» **Your assignment**
Repeat the entries verbatim.

++++ Material provided ++++

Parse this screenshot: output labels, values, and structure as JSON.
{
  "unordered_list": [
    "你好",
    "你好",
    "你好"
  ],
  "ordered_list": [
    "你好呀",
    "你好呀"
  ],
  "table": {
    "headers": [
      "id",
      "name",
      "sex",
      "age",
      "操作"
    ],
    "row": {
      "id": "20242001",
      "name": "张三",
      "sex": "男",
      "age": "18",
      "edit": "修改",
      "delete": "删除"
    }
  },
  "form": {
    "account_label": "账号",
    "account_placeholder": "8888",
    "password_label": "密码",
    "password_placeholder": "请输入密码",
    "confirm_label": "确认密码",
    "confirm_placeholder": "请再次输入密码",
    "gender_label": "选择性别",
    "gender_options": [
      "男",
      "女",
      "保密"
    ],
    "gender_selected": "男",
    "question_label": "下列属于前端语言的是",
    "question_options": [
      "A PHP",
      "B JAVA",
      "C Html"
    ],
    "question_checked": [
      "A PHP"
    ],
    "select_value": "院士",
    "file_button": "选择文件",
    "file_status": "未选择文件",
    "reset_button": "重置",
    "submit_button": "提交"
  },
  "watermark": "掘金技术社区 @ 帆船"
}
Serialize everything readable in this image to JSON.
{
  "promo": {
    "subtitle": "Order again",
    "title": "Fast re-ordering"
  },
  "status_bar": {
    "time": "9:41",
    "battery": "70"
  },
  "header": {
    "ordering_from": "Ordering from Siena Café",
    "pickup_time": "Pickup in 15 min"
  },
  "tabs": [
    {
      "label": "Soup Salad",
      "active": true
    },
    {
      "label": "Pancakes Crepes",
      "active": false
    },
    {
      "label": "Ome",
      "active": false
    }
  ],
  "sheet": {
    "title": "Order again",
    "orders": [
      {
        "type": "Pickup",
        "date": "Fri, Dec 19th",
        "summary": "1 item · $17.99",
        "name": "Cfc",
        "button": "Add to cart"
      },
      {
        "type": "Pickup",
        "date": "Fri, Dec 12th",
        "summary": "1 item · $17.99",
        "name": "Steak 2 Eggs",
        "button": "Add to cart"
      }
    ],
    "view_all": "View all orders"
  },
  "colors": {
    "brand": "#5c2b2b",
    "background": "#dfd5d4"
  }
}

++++

» **Task output**
Parse this screenshot: output labels, values, and structure as JSON.
{
  "unordered_list": [
    "你好",
    "你好",
    "你好"
  ],
  "ordered_list": [
    "你好呀",
    "你好呀"
  ],
  "table": {
    "headers": [
      "id",
      "name",
      "sex",
      "age",
      "操作"
    ],
    "row": {
      "id": "20242001",
      "name": "张三",
      "sex": "男",
      "age": "18",
      "edit": "修改",
      "delete": "删除"
    }
  },
  "form": {
    "account_label": "账号",
    "account_placeholder": "8888",
    "password_label": "密码",
    "password_placeholder": "请输入密码",
    "confirm_label": "确认密码",
    "confirm_placeholder": "请再次输入密码",
    "gender_label": "选择性别",
    "gender_options": [
      "男",
      "女",
      "保密"
    ],
    "gender_selected": "男",
    "question_label": "下列属于前端语言的是",
    "question_options": [
      "A PHP",
      "B JAVA",
      "C Html"
    ],
    "question_checked": [
      "A PHP"
    ],
    "select_value": "院士",
    "file_button": "选择文件",
    "file_status": "未选择文件",
    "reset_button": "重置",
    "submit_button": "提交"
  },
  "watermark": "掘金技术社区 @ 帆船"
}
Serialize everything readable in this image to JSON.
{
  "promo": {
    "subtitle": "Order again",
    "title": "Fast re-ordering"
  },
  "status_bar": {
    "time": "9:41",
    "battery": "70"
  },
  "header": {
    "ordering_from": "Ordering from Siena Café",
    "pickup_time": "Pickup in 15 min"
  },
  "tabs": [
    {
      "label": "Soup Salad",
      "active": true
    },
    {
      "label": "Pancakes Crepes",
      "active": false
    },
    {
      "label": "Ome",
      "active": false
    }
  ],
  "sheet": {
    "title": "Order again",
    "orders": [
      {
        "type": "Pickup",
        "date": "Fri, Dec 19th",
        "summary": "1 item · $17.99",
        "name": "Cfc",
        "button": "Add to cart"
      },
      {
        "type": "Pickup",
        "date": "Fri, Dec 12th",
        "summary": "1 item · $17.99",
        "name": "Steak 2 Eggs",
        "button": "Add to cart"
      }
    ],
    "view_all": "View all orders"
  },
  "colors": {
    "brand": "#5c2b2b",
    "background": "#dfd5d4"
  }
}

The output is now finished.